Auditors urge more testing for RFID travel documents

GAO recommends State Department step up its security assessments for development of furture passport cards

The State Department should more stringently test or evaluate the security features of U.S. passport cards and border crossing cards (BCC) that use vicinity radio-frequency technology when those travel identification documents are updated, according to government auditors.

The designs for U.S. passport cards and second-generation BCCs generally meet or exceed standards for international travel documents, but the process through which State develops those cards could be improved to better assess security, according to the Government Accountability Office.

When redesigning the passport card State didn’t heed a previous recommendation to assess security features, GAO said in a report released July 1. State didn’t fully assess or test the security features incorporated on the passport card or the second generation BCC, GAO concluded.

State began issuing passport cards in July 2008 as a lower-cost alternative for U.S. citizens who are required to have travel documents under the Western Hemisphere Travel Initiative. The department then began issuing second-generation BCCs in October 2008 based on the same architecture as the passport cards. BCC’s are issued to citizens and residents of Mexico.


Related story

Rule will make passport cards scannable from several feet away

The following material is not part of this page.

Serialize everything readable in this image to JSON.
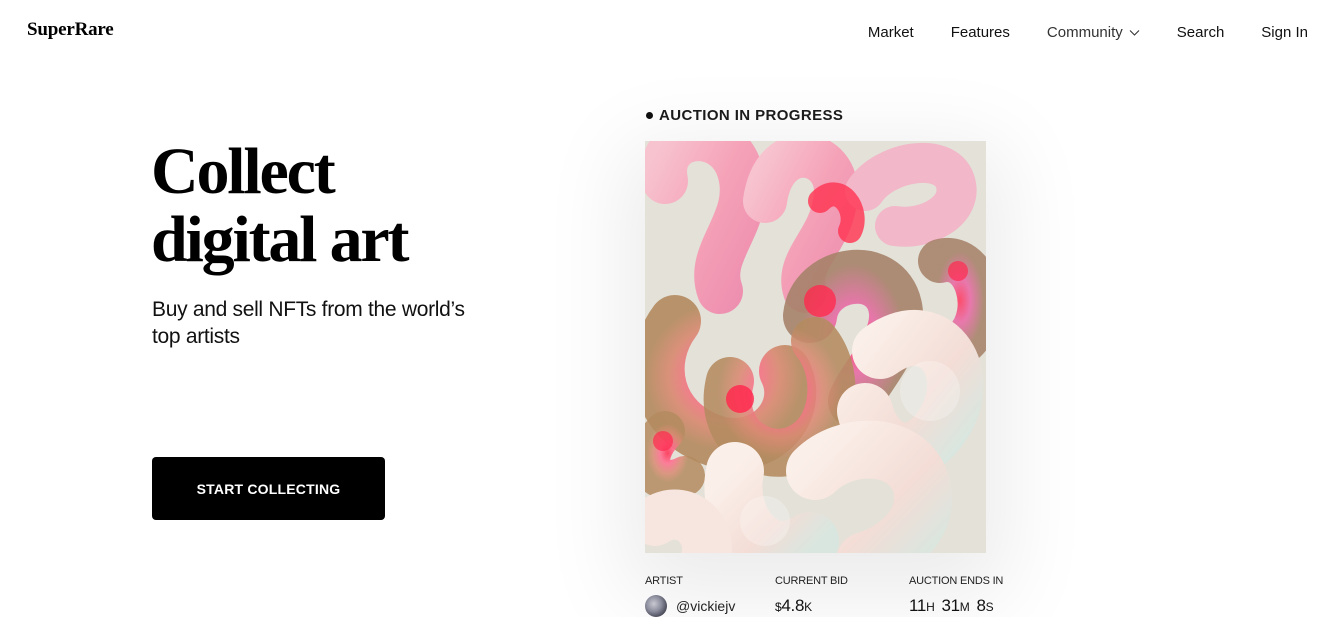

“More fully conducting testing of the passport card and the BCC and addressing identified problems would provide State with a fuller understanding of the overall security and performance of the cards and greater assurance that its cards have been produced with adequate security,” the auditors concluded.

For future redesigns or updates, GAO recommended that State improve its process for developing the cards fully:

  • Deal with any problems encountered during testing and include documentation of reasons for not dealing with any of them.
  • Test the security features on the cards as they will be issued, including any changes made to the cards’ construction, security features or appearance.

In response, State agreed with the recommendations and detailed actions already underway to deal with them. GAO noted that State has taken actions to conduct security assessments in future redesigns.

About the Author

Ben Bain is a reporter for Federal Computer Week.

Featured

  • Telecommunications
    Stock photo ID: 658810513 By asharkyu

    GSA extends EIS deadline to 2023

    Agencies are getting up to three more years on existing telecom contracts before having to shift to the $50 billion Enterprise Infrastructure Solutions vehicle.

  • Workforce
    Shutterstock image ID: 569172169 By Zenzen

    OMB looks to retrain feds to fill cyber needs

    The federal government is taking steps to fill high-demand, skills-gap positions in tech by retraining employees already working within agencies without a cyber or IT background.

  • Acquisition
    GSA Headquarters (Photo by Rena Schild/Shutterstock)

    GSA to consolidate multiple award schedules

    The General Services Administration plans to consolidate dozens of its buying schedules across product areas including IT and services to reduce duplication.

Stay Connected

FCW Update

Sign up for our newsletter.

I agree to this site's Privacy Policy.